Some quick thoughts on Canvas
Project Canvas – Google search, amusingly, predictably and depressingly, the top result is someone’s blog entry rather than anything official, and another search yields a 404, at which point you’re wondering: why bother, really, but I digress – anyway, Project Canvas (actual BBC Trust supporting documentation with Googlejuice as good as a wet sock, it’s almost as if they didn’t want responses to the consultation and had hit the project at the bottom of the stairs in a filing cabinet with a sign saying ‘beware of the leopard’ – you get the idea) is a new set top box proposal from BT, ITV and the BBC that, very simply, is (I believe) aimed at doing this:

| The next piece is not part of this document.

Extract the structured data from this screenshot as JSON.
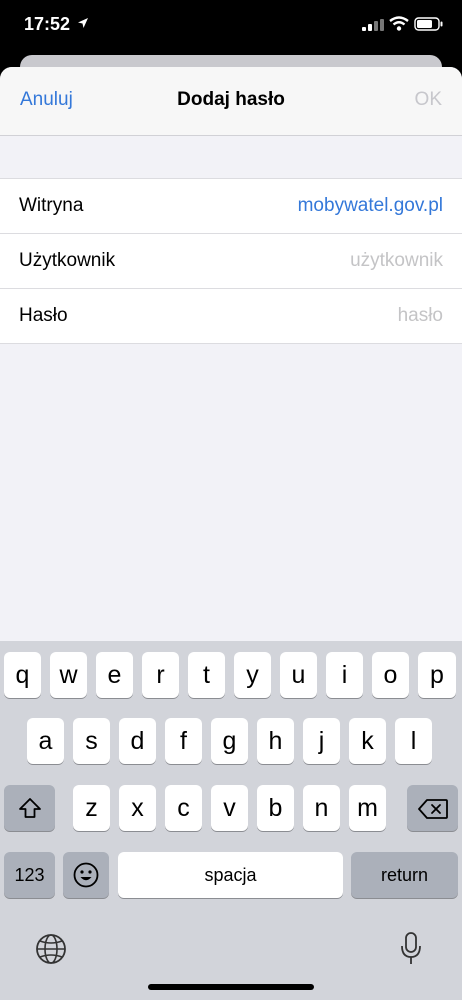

- Freeview telly;
- PVR functionality; (Freeview+, formerly Freeview Playback or Freeview Playback)
- and, a new thing, telly content (and maybe more?) delivered over some sort of broadband connection
I am interested in the latter.
There are a few things we can unpack here from the third bullet.
- We could deliver telly over broadband (by which I mean linear video of varying length, like a TV programme); AND/OR
- We could deliver Other Things over broadband, because we have a reasonable two-way pipe for the first time
Let’s deal, very quickly, with the telly stuff, because telly is a multi-billion dollar industry and employs lots of people right now.
- You think you have enough channels now on Sky? You’re going to have a zillion. You’re going to have a gabillion googleillion, and I don’t use the term Googleillion lightly. Because what Canvas could do – and what its proponents think they have to do to get Canvas past the competition commission – is offer a level playing field. ANYONE could put telly on Canvas. (That includes You, sitting at home on your sofa, with a video of your kitten) as well as You, Ms. CEO of Super Indie) without having to bother with things like scheduling or finding a “broadcaster”.
- Some things – people, organisations – will help You the Audience find what you want to watch. Sometimes this is easy: you know what BBC One kinds of things are and what Channel 4 kinds of things are and Dave kinds of things. (Yes, I know, Dave as it stands with only a few original commissions and mostly reruns of successful content would probably need to be a Different Kind of Thing).
- Telly is boring. More people can make it, more people can distribute it, but good telly will probably always cost a lot to make. Good things, no matter what they are, will probably always cost a lot to make, or more to make than less good things (for certain values of ‘good’).
There is a simple way of dealing with this, because really, this is what the telly part of Canvas is:
- it’s telly, but on the internet. Anyone can distribute.
So for Canvas to survive, Canvas needs to be open. Otherwise the internet will win. (The internet will win anyway, and Canvas is only a medium term – say, 10-15 years, tops product anyway).
All Canvas is, for the telly part, is a trusted, branded box, that shows telly content that will probably already be on the internet (iPlayer, Hulu, Spotify for TV) on your television.
But here’s the thing. Your television is just a screen now. It can show anything it wants. And the internet doesn’t care what screen is attached to it, whether it’s a 30in PC monitor, a 52in 1080P “telly”, an iPhone or a Nokia N95 or a Netbook or an Asus Eee or a One Laptop Per Child. It doesn’t care. It’s just moving electrons around.
Canvas, though, and if I were Sony or Microsoft or Nintendo I might be shitting myself, can do one other thing.
It has a broadband internet connection.
- So you could make games on it.
- Or have a special British Museum application or service.
- Or pay your, er, licence fee.
- Or write an entry on your blog.
Up until the ‘your blog’ bit Canvas looked a bit like The Information Superhighway, where Content People would Deliver You Content.
But what if anyone could create content that Canvas displayed on that one big screen in your house, the telly?
What if anyone who, for instance, could work out how to code a website, could make something that worked on your telly?
The BBC has done this before with the BBC Micro. It took a computer, and put it in the hands of middle class people whose kids locked themselves in their bedrooms and built, for a time, the world’s leader in videogames. Amongst other things.
And by we, I mean everyone: companies. Individuals. The next Facebook. The next Hot or Not. The next Tetris. The next They Work For You.
And wouldn’t that be something?
All we need is for Canvas to be open and to adhere to already existing standards.
Put a browser on it. HTML5 in draft, upgradable, with all the bells on. I’d even not mind if Flash was on it. Adobe might even cut a deal. It’d be in their interests, anyway.
Make it open. Make it like the internet so anyone can put anything on it – you just have to find it.
That way: Canvas gets great content – telly, or anything else – and so do we, but so does the entire internet, and so does the entire world.